Compiling the config file…

With the OS installed on the Raspberry Pi, next I needed to configure the mining software. This is fairly easy to do, and there are plenty of options out there for software to use. As the SBCs are pretty much CPU only, I had to choose a coin that could be mined with CPU only. Most coins are optimised for expensive GPUs or ASICs which mine a lot faster, but the point of what I was doing was to see if I could make it work, not necessarily make a load of profit doing it.

I had a good read and stumbled across a blog from someone doing something similar to me (blog now sadly withdrawn, it was extremely informative) they suggested I use mining software XMRig. After some reading, it seemed that I needed a CPU mining algorithm, and settled on ‘Cryptonight’ mining for Monero, a widely-known altcoin.

At this point I had already familarised myself with a mining pool called ‘MinerGate’ which has a really nice graphical interface on Windows, but as i was using command line linux I had to set up the config manually.

Next up I had to compile the config.json file which tells the mining pool who you are, what coin you want to be rewarded  for your effort in, the destination for the payout and various other pieces of important information.

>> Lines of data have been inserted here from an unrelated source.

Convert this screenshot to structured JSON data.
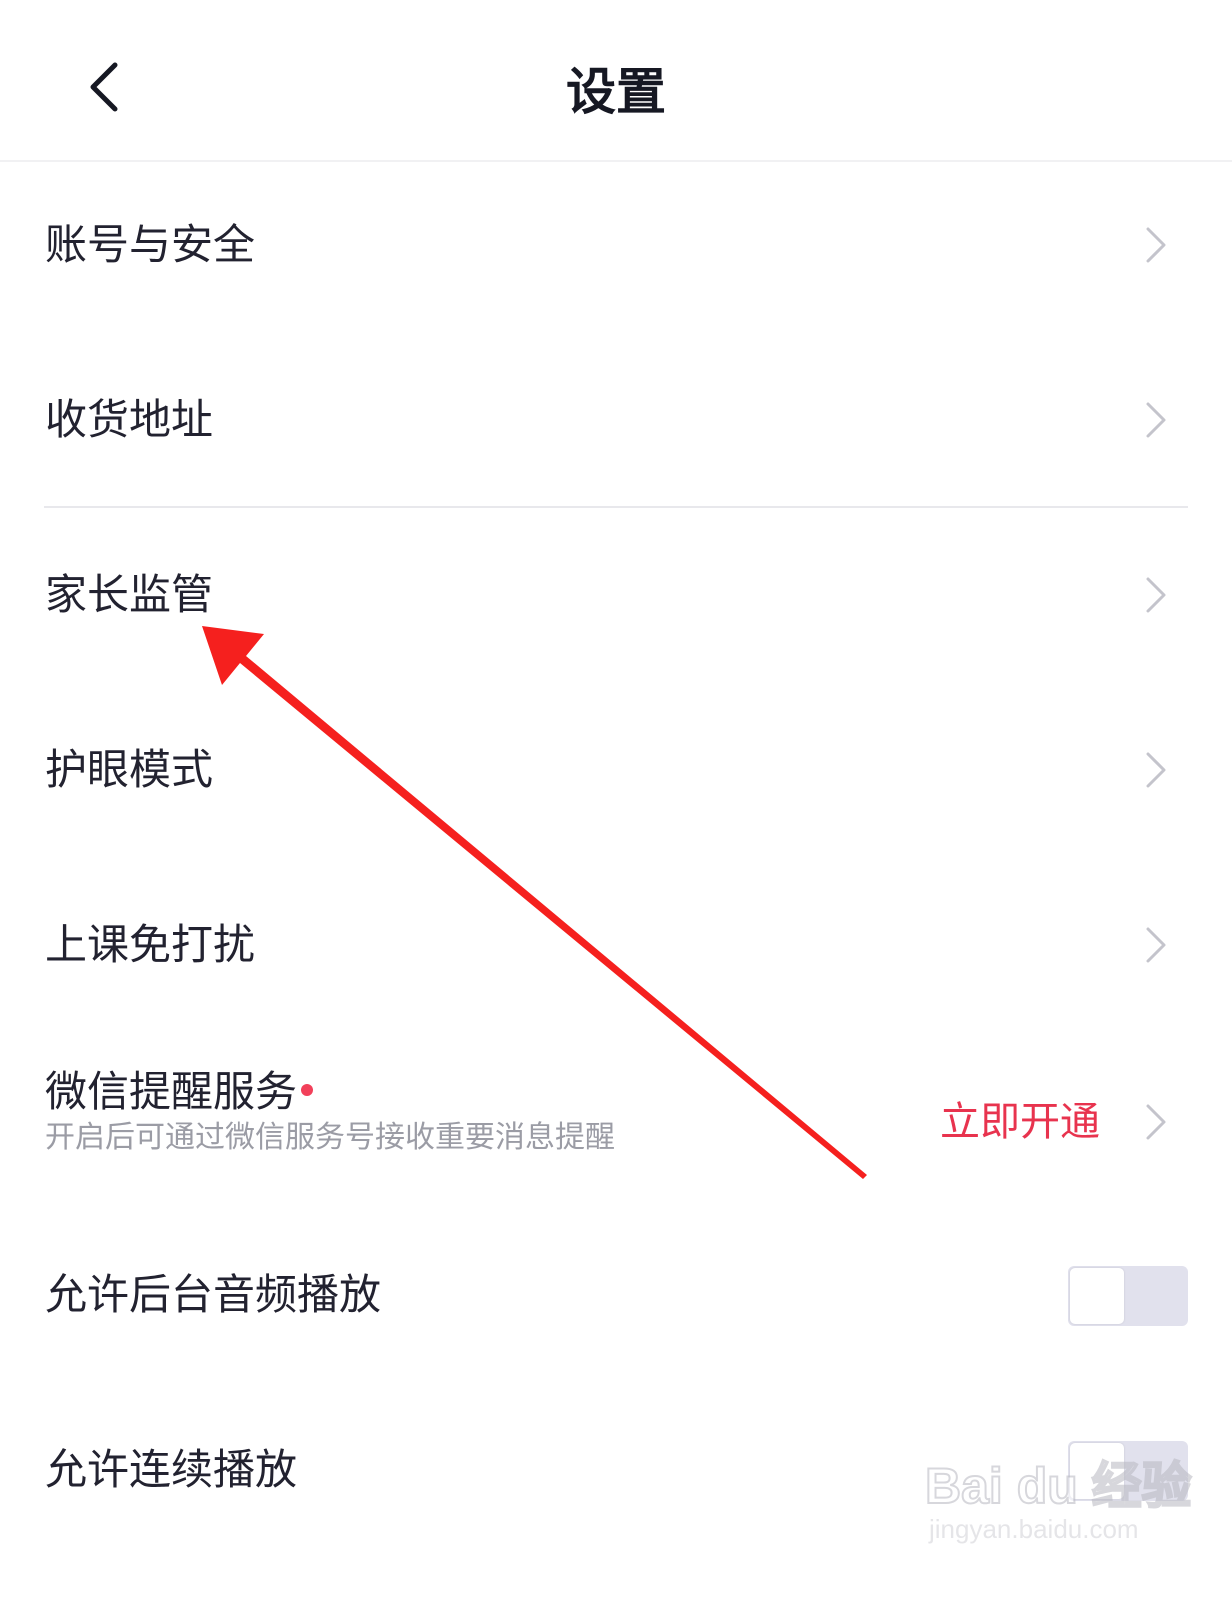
{
  "header": {
    "title": "设置"
  },
  "settings": {
    "account_security": "账号与安全",
    "shipping_address": "收货地址",
    "parental_control": "家长监管",
    "eye_protection": "护眼模式",
    "class_do_not_disturb": "上课免打扰",
    "wechat_reminder": {
      "label": "微信提醒服务",
      "description": "开启后可通过微信服务号接收重要消息提醒",
      "action": "立即开通"
    },
    "background_audio": {
      "label": "允许后台音频播放",
      "enabled": false
    },
    "continuous_play": {
      "label": "允许连续播放",
      "enabled": false
    }
  },
  "watermark": {
    "brand": "Bai du 经验",
    "url": "jingyan.baidu.com"
  },
  "colors": {
    "accent": "#e8334e",
    "annotation_arrow": "#f5201e",
    "toggle_off": "#e1e1ed"
  }
}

The easiest way to do this is to look up the pool-specific config options (some pools have a section where you can put in this info and select the mining software you use and they auto-generate it for you) then use a template config like the one available at

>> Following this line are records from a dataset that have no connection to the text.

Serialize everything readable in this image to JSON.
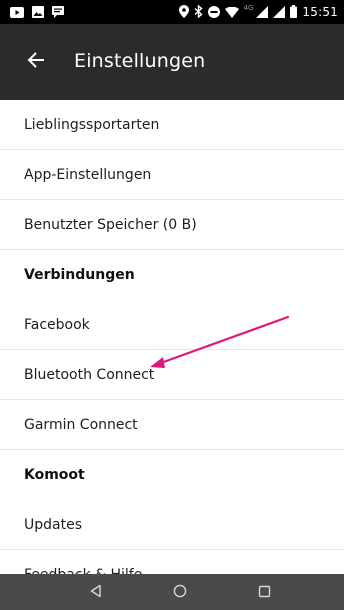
{
  "status_bar": {
    "time": "15:51",
    "network_label": "4G",
    "notification_icons": [
      "youtube-icon",
      "image-icon",
      "message-icon"
    ],
    "status_icons": [
      "location-icon",
      "bluetooth-icon",
      "do-not-disturb-icon",
      "wifi-icon",
      "signal-icon",
      "signal-icon",
      "battery-icon"
    ]
  },
  "app_bar": {
    "title": "Einstellungen",
    "back_icon": "arrow-back-icon"
  },
  "settings_list": {
    "items": [
      {
        "type": "item",
        "label": "Lieblingssportarten"
      },
      {
        "type": "item",
        "label": "App-Einstellungen"
      },
      {
        "type": "item",
        "label": "Benutzter Speicher (0 B)"
      },
      {
        "type": "header",
        "label": "Verbindungen"
      },
      {
        "type": "item",
        "label": "Facebook"
      },
      {
        "type": "item",
        "label": "Bluetooth Connect"
      },
      {
        "type": "item",
        "label": "Garmin Connect"
      },
      {
        "type": "header",
        "label": "Komoot"
      },
      {
        "type": "item",
        "label": "Updates"
      },
      {
        "type": "item",
        "label": "Feedback & Hilfe"
      }
    ]
  },
  "annotation": {
    "arrow_color": "#e0177a",
    "points_to": "Bluetooth Connect"
  },
  "nav_bar": {
    "buttons": [
      "back-triangle-icon",
      "home-circle-icon",
      "recents-square-icon"
    ]
  },
  "colors": {
    "app_bar": "#2b2b2b",
    "status_bar": "#000000",
    "nav_bar": "#4a4a4a",
    "divider": "#e6e6e6"
  }
}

With this configured, all you have to do is run ./xmrig at the command line and away it goes!




Why SBCs

Mostly, cheapness. Its probably the easiest way into mining, my total outgoings for the board, power supply and SD card was under £40. It also gave me an opportunity to improve my linux knowledge, as I wanted to install minimal (command line only) Debian on the SBC and see if I could get it set up and working. Worst case, it didn’t work and I had lost £40, or more likely repurpose it for something else, something its probably better suited to. I had ‘skin in the game’.

When the Raspberry Pi arrived I unboxed it and got it set up. As I’d not done this before I decided I’d set the SD card up with Noobs, a simple point and click setup to install an OS on the SD card to get going with. I decided on Raspbian as it had a GUI, and was supposed to be a good place to start for, ummm, noobs to learn from.

I ran the installer, which took about 10 minutes, then fitted the SD card to the RPi, hooked it up with the power supply, an ethernet cable and plugged in a monitor connected via HDMI.

It starts by netbooting the OS and installing all the software to run. It took about 40 minutes to run through the process and I was presented with the desktop. Next up was to go to the command line and start installing some extra software packages.

I began by following this guide:

which covers everything I needed to get going. I had signed up with a mining pool called MinerGate, which has mixed reviews but is super easy for total novices to get going with, regardless of  platform. I had already got it going on a mobile phone by this point, and was seeing numbers going up (slowly) – this is positive because a lot of the internal hardware in Andriod phones is very similar to whats used on SBCs, so I knew I was on the right sort of track.

By this point, I had decided that the goal of this project was not to mine LOTS, it was to mine efficiently. This is the major forte of SBCs generally, they have incredibly low power draw. An RPi idling will use approximately 3w, or put into hard cash – about a penny per day at average UK power costs.

I plan to work my RPi a bit harder, but would be surprised if the entire enterprise exceeds 5w sustained, or about 1.5p per day. Lets see what happens?

Whats the story, bro?

I’ve been a fan of SBCs for a long while, but never had something that I really wanted to do with them. There are loads of projects out there to make use of them but life had passed me by and I’d not really got into them for anything.

A while back I caught the crypto mining bug and started scratching around for a suitable machine to mine with. The internet is full of shopping lists for mega mining rigs, spending thousands to get a setup that should enable you to see a return on the investment in 18-24 months time. This isn’t my idea of fun.

Why not try turning something utterly unsuitable to the task and see what happens?

SBC, meet crypto mining.

I ordered myself a Raspberry Pi, the most popular SBC, an 8GB Micro SD card and a 5v 3a PSU and started reading up on how to compile mining software.

Here’s where the journey begins.